Why Study Latin? We who study and teach Latin, and Classics in general, understand and appreciate not only the beauty of the language and the intrinsic interest of the field, but we also reap the benefits of our diligence.  What happens, however, when someone who does not study Latin asks us: Why should I study a language that is no longer spoken? Or again, someone may have heard that learning Latin helps with medical school or law school, but they may think that it's all about the vocabulary and they can learn that in other ways.  Are we prepared to answer these folks with reasonable, understandable arguments?  I offer below a few remarks that may provide a starting point in this direction.  I will focus on only three ideas: systematic thought, critical thought, and memorization. First of all, studying Latin and Greek inculcates the habit of thought called systematic thought. Students have to learn and understand multiple declension patterns, verb conjugations, correlatives and so on, all of which constitute individual systems. Then, we have to understand how those systems work together to allow someone to express complex human thought. Just so, in the medical profession, there is a skeletal system, a muscular system, and a nervous system, and students have to learn and understand those systems independently but they also have to know how they work together for good health. Also with law, there is federal law, state law, and local law, all independent systems, but all working together to promote the good of society. This attention to systematic thought makes studying Latin and Greek extremely helpful not only for medicine and law but for any profession that employs a system, i.e. practically every field there is! Modern languages are not taught in the same way as Latin and Greek. Rather, they focus on vocabulary acquisition and ease of expression, whereas classical languages insist on mastering all those systems. That is my number one reason that studying Latin and Greek is so helpful in intellectual development.

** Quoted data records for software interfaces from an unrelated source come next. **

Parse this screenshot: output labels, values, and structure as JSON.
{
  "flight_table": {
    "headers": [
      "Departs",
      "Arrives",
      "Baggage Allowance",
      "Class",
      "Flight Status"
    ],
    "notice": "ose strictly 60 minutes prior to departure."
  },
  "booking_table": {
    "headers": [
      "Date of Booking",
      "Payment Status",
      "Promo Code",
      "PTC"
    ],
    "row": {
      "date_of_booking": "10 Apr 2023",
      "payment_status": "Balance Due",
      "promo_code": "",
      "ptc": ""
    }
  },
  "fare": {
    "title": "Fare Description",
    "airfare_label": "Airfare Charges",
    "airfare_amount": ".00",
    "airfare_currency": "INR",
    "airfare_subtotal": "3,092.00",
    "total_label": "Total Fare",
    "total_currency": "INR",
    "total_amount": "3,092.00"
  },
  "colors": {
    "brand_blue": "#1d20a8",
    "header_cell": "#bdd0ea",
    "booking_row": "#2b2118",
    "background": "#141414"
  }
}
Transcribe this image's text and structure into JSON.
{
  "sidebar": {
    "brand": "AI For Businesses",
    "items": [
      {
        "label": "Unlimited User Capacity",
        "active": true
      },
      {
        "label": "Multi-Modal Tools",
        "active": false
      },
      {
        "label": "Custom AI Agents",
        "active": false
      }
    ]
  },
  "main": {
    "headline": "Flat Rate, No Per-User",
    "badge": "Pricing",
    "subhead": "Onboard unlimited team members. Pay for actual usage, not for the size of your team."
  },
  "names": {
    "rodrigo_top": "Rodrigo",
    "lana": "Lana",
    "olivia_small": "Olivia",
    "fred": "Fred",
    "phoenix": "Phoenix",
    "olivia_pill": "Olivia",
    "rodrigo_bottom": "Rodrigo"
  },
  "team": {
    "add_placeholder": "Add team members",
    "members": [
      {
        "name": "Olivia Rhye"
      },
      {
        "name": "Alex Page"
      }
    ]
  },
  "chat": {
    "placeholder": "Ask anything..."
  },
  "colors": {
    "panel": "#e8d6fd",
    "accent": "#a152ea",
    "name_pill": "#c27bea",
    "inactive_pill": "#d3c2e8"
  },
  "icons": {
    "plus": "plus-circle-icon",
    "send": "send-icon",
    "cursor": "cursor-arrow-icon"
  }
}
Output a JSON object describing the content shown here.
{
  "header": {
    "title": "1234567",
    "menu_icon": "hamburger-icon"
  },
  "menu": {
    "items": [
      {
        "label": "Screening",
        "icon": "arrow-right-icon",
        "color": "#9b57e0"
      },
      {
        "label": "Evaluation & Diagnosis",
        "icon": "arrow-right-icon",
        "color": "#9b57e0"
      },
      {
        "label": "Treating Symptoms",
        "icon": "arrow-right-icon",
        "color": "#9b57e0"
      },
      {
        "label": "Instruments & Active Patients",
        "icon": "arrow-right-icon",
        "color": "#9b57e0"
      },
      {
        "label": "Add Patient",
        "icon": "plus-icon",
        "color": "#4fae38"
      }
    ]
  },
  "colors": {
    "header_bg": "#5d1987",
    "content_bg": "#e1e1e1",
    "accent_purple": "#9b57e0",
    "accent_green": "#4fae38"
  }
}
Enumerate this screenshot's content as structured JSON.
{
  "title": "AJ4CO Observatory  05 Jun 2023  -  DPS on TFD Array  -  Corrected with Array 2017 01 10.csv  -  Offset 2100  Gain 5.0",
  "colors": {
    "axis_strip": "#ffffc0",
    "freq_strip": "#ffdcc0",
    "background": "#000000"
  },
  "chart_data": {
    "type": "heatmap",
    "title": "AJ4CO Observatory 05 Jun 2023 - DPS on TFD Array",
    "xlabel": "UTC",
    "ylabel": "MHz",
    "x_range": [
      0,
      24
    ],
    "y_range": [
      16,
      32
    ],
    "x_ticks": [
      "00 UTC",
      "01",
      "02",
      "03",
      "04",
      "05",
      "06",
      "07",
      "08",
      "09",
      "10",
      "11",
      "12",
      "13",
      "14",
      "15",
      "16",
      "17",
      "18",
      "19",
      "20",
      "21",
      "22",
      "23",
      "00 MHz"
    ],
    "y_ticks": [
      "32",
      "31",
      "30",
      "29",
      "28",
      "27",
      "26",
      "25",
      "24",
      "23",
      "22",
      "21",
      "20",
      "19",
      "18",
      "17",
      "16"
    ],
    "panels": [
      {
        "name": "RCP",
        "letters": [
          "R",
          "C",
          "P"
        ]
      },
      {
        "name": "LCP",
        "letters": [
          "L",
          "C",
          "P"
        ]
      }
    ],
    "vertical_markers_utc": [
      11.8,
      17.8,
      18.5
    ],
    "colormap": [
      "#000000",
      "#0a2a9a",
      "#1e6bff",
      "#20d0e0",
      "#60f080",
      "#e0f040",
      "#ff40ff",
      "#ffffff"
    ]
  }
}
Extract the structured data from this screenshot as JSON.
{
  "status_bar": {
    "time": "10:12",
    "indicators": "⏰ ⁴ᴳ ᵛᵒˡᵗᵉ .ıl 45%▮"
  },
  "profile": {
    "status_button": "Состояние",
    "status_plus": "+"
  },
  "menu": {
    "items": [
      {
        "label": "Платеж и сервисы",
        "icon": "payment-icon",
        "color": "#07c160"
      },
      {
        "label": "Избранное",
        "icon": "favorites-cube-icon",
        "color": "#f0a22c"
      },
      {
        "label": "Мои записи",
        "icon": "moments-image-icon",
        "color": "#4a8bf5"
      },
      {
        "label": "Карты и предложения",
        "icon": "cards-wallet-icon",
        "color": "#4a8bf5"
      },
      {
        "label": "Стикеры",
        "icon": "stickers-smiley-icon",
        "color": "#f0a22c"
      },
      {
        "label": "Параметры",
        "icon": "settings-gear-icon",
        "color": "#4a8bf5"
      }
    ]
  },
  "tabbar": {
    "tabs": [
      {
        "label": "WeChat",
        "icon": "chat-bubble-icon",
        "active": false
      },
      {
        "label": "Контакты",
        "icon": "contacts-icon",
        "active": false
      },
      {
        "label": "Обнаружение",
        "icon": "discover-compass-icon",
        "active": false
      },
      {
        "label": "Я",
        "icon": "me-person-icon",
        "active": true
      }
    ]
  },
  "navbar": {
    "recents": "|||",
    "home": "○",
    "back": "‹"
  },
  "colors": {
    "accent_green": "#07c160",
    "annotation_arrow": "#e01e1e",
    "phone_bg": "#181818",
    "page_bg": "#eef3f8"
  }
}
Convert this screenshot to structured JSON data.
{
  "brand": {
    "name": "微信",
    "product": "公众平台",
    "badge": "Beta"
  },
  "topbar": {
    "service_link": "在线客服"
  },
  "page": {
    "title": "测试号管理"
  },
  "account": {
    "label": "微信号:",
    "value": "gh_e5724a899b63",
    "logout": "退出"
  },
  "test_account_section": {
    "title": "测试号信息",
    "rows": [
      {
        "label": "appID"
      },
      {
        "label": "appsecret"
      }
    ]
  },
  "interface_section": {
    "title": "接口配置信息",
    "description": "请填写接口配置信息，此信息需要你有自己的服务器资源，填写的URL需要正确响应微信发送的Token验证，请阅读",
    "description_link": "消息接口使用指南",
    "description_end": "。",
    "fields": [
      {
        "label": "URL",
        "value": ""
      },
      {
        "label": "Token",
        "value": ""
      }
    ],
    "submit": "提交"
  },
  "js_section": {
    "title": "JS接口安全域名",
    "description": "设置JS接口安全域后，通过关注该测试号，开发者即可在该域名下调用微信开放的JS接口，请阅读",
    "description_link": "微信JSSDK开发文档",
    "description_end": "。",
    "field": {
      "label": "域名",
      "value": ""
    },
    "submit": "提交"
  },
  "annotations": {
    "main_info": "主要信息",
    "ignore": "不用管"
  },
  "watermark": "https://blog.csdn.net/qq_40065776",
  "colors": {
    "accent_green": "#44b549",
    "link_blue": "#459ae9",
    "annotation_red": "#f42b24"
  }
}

Next is critical thinking skills.  Everyone likes to talk about how helpful it is to increase one's capacity for critical thinking.  Generally what they mean by critical thinking is asking why a particular expression or object is the way it is.  Latin and Greek students do this constantly.   Why is there an i on the end of a word, what is the significance of using the passive voice in this sentence, why is that word in the genitive?  We are constantly asking 'why' about every detail in every word in every sentence, and that again allows us the luxury of developing a very high standard of critical thinking.  That habit of asking why becomes a part of everything we do! That is why students of classical languages are so careful about their use of the English language as well.  We understand the difference, for example, between result clauses and purpose clauses, and we know how to form them in multiple languages.  Critical thought empowers people to use and, yes, to manipulate language in ways that others simply can't. Finally, we come to the lost art of memorization.  Latin students are forced to memorize large amounts of material from all those forms, to the vocabulary, to the rules of syntax.  Memorization is a skill that will stand anyone in good stead.  The ability to recall information at a moment's notice is critical in some situations and is always helpful.  Few subjects demand so much long term memorization as Latin and Greek.   So there you have it.  Three quick ideas that you can offer to those who would say that there is nothing to be gained by studying Latin and Greek.  The Princeton Review says: It is hard to overestimate the value of a degree in Classics, and they note further that Latin students are the most successful students in law school and medical school year after year. ( majors/64/classics).   We haven't even touched on the pure joy of reading some of the best literature ever produced in the western world! So, spread the good word: Lingua Latina omnes in omnibus adiuvat! Timothy F. Winters, Ph.D. Professor of Classics Director of Honors and The President's Emerging Leaders Program Austin Peay State University